• [Given records]

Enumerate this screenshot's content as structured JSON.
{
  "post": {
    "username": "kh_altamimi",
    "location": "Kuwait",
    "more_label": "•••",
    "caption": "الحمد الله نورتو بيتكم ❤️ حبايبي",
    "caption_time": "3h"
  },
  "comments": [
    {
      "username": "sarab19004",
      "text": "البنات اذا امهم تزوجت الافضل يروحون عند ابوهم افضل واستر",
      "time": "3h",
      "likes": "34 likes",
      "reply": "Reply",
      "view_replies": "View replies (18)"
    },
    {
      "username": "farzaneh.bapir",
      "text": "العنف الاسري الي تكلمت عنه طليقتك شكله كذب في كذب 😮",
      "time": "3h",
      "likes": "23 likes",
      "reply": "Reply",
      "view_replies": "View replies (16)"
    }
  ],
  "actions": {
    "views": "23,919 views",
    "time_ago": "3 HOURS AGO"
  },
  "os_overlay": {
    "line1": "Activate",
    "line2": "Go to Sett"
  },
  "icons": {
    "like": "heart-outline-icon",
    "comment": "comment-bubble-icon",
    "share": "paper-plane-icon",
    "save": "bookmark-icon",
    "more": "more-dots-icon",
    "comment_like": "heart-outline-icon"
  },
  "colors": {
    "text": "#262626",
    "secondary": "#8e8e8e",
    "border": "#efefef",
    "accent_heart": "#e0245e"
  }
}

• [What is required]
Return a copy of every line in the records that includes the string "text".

• [Completed exercise]
      "text": "البنات اذا امهم تزوجت الافضل يروحون عند ابوهم افضل واستر",
      "text": "العنف الاسري الي تكلمت عنه طليقتك شكله كذب في كذب 😮",
    "text": "#262626",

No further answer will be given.